## Try it:
Search the records for lines that contain the word "Ростислава". Copy them all.

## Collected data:
^^^^^^^^
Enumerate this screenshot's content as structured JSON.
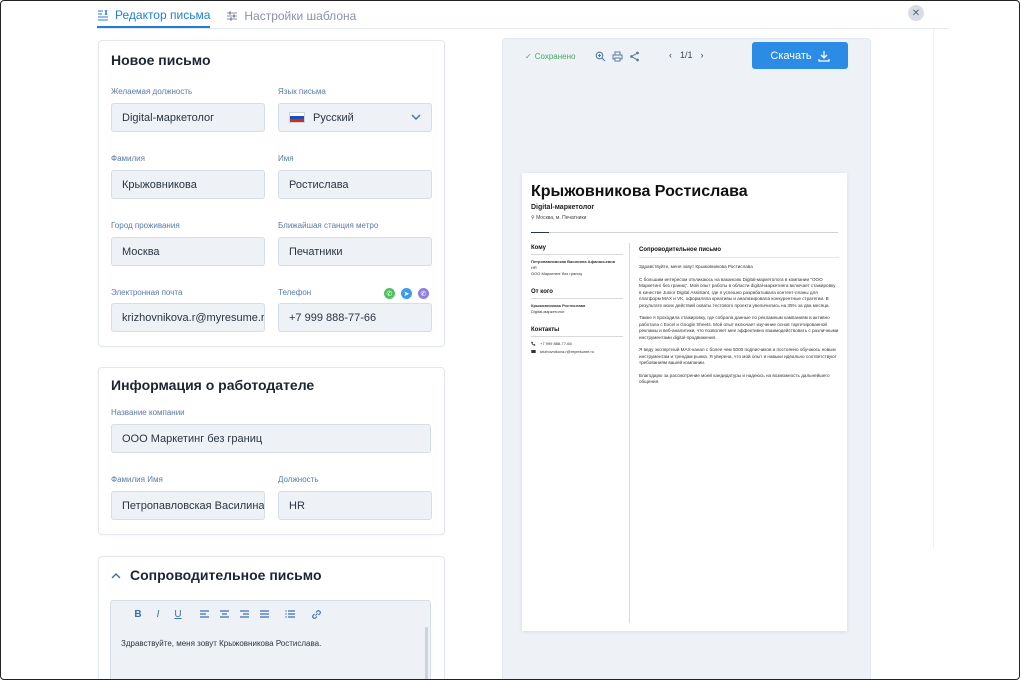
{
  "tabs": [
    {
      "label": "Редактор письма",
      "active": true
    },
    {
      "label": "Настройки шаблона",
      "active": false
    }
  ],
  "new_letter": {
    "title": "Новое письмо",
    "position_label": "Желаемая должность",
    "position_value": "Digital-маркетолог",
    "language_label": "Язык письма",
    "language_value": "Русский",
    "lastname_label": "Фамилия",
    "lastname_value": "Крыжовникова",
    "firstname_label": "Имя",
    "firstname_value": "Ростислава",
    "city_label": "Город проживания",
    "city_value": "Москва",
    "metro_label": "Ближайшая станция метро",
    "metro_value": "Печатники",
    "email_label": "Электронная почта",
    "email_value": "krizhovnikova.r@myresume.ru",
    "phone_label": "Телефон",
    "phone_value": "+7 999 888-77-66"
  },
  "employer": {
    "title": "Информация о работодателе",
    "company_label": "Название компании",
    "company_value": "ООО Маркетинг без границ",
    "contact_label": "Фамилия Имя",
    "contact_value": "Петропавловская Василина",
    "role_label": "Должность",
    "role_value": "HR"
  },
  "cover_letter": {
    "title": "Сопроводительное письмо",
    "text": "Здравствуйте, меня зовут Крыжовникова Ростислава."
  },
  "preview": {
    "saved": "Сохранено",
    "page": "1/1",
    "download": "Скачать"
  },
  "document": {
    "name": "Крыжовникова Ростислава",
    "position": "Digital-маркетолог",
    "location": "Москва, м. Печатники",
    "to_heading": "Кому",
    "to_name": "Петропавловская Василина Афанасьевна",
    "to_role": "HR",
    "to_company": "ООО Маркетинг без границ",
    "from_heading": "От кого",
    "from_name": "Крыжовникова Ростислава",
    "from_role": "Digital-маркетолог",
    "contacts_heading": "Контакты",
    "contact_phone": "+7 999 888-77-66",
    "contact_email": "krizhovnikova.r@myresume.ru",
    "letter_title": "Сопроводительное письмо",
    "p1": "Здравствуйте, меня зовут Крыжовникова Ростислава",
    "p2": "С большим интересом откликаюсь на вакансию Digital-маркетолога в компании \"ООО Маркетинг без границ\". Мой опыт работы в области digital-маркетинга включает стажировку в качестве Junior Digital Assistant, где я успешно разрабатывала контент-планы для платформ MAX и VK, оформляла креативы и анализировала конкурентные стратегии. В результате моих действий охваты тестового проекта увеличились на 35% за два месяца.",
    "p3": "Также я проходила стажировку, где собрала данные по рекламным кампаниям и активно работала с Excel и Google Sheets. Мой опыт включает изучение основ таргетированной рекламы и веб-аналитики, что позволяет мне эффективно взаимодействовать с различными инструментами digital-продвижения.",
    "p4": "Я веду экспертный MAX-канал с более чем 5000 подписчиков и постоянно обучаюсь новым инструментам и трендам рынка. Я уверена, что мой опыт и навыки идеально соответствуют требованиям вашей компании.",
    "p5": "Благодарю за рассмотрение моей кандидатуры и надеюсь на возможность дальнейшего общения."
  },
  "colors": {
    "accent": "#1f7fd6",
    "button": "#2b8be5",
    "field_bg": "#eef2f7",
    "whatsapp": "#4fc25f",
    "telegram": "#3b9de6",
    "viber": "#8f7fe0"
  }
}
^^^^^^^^
## Exercise output:
    "firstname_value": "Ростислава",
    "text": "Здравствуйте, меня зовут Крыжовникова Ростислава."
    "name": "Крыжовникова Ростислава",
    "from_name": "Крыжовникова Ростислава",
    "p1": "Здравствуйте, меня зовут Крыжовникова Ростислава",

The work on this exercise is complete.